Padgaonkar writes in The Sunday Times of India of the small role he played (as the paper’s Paris correspondent in 1971) in giving France’s first coloured model—the Bombay girl Phyllis Mendes who dazzled Pierre Cardin enough to become his muse and business manager—her stage name.
“The day after dinner [with the Padgaonkars] Phyllis reported for work at Cardin’s plush offices on the elegant rue du Faubourg St Honore. That afternoon she called me to say that her bosses were unhappy with her first name since it did not sound Indian enough.
“Would I suggest one?
“I suggested ‘Geetanjali‘ — Rabindranath Tagore‘s work was known in France thanks to a fine translation by Andre Gide —but Phyllis thought it was too long. Besides, the French might not be able to pronounce it correctly.
“So I shortened ‘Geetanjali’ to ‘Anjali’ and told her that the worst they could do was to call her ‘en jolie‘ and ‘jolie‘, in French, meant ‘lovely’. From then on the world knew her as Anjali Mendes though for me, as for those who had known her in Bombay, she would always be Phyllis.

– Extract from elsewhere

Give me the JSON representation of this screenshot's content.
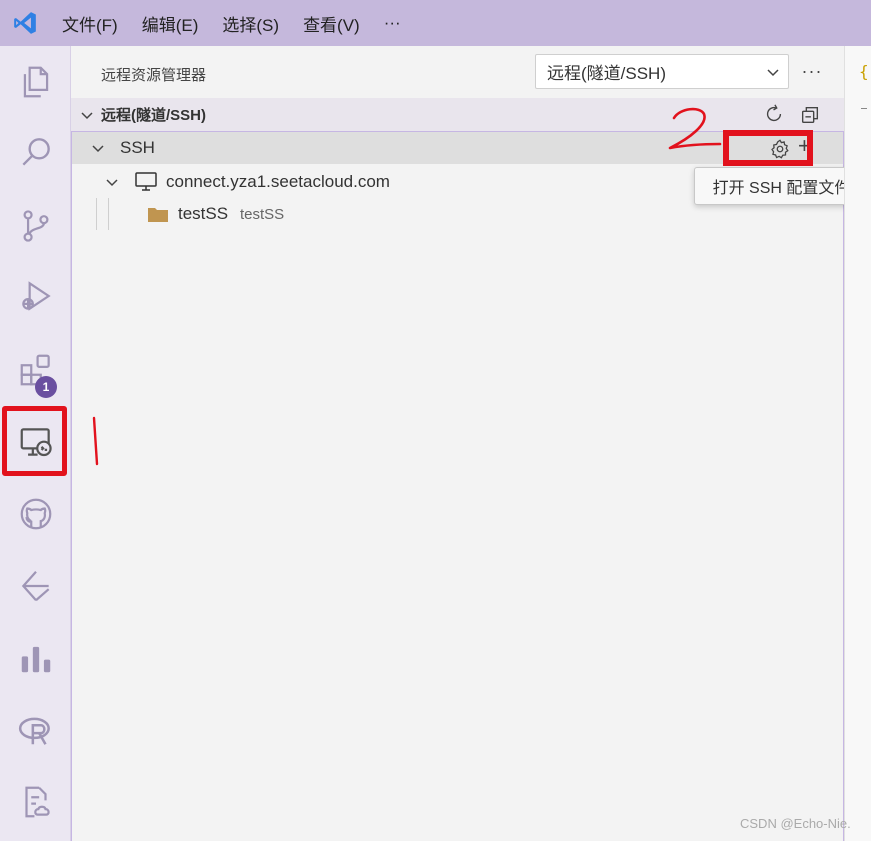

Anjali Mendes, passed away alone and abadoned in her home in the south of France last week at the age of 64.
Photograph: courtesy Goan Voice
Also read: How Padgaonkar‘s Sakaal Times dream became a nightmare